Minister of State at the Department of Defence Deputy Paul Kehoe: I propose to take Questions Nos. 1715 and 1716 together.
I was delighted to be able to formally recognise the collective bravery and actions of the men of A Company, 35th Infantry Battalion at a ceremony in Custume Barracks, Athlone on Saturday 17 September 2016. During this ceremony, I presented a Unit Citation to the Company in recognition of their collective bravery and professional performance during the Siege of Jadotville whilst cut-off from support and reinforcements.
I have been informed by the Military Authorities that, in the aftermath of the events which occurred at Jadotville, there was no formal military investigation and that official records remaining do not contain any information regarding the decision-making process underlying the reasons for the deployment of A Company. The Military Authorities have also confirmed there are no known recordings of radio transmissions from this overseas mission held in the Military Archives. However, it is known that two relief attempts were made by road; both were unsuccessful due to obstacles on the main supply route. A helicopter resupply was also conducted, bringing ammunition and water which had, unfortunately, been contaminated.
In the 1960s, a Medals Board considered the issue of the award of medals to A Company. It considered the various cases presented and recommended that no medals would be awarded. The Chief of Staff of the day considered the findings of the Board and was satisfied. Subsequently the question was raised again in a letter to the then Chief, who forwarded the letter to the Medals Board. The Board indicated that the issues raised had received due consideration and that the Board was not prepared to alter its findings.

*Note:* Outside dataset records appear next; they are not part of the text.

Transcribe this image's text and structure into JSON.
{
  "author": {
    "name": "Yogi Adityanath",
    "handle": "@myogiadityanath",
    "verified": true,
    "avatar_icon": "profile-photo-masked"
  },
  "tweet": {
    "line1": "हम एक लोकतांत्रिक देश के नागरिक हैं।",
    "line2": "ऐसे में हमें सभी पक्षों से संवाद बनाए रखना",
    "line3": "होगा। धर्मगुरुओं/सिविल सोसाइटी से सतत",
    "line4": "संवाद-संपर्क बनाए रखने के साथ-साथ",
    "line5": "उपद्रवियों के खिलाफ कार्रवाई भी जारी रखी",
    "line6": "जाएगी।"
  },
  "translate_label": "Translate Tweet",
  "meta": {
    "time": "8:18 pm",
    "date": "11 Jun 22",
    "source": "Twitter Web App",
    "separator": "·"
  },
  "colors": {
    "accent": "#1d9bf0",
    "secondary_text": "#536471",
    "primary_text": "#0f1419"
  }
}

In 2004, the then Minister for Defence, initiated a re-examination of the Jadotville case on foot of a request from a retired Army Officer. A report was prepared by the Military Authorities and was based on the submission received and associated academic references as well as a review of information contained within the Military Archives. They recommended that the events of Jadotville, the actions of A Company and the contribution of the 35th Battalion be given appropriate recognition.
My decision to issue a Unit Citation and Insignia has formally acknowledged the collective bravery of the men of A Company 35th Infantry Battalion during the siege of Jadotville. This award was a first in the history of the Defence Forces and I am satisfied that it has provided appropriate recognition of the contributions made by all of the members of A company 35th Infantry Battalion.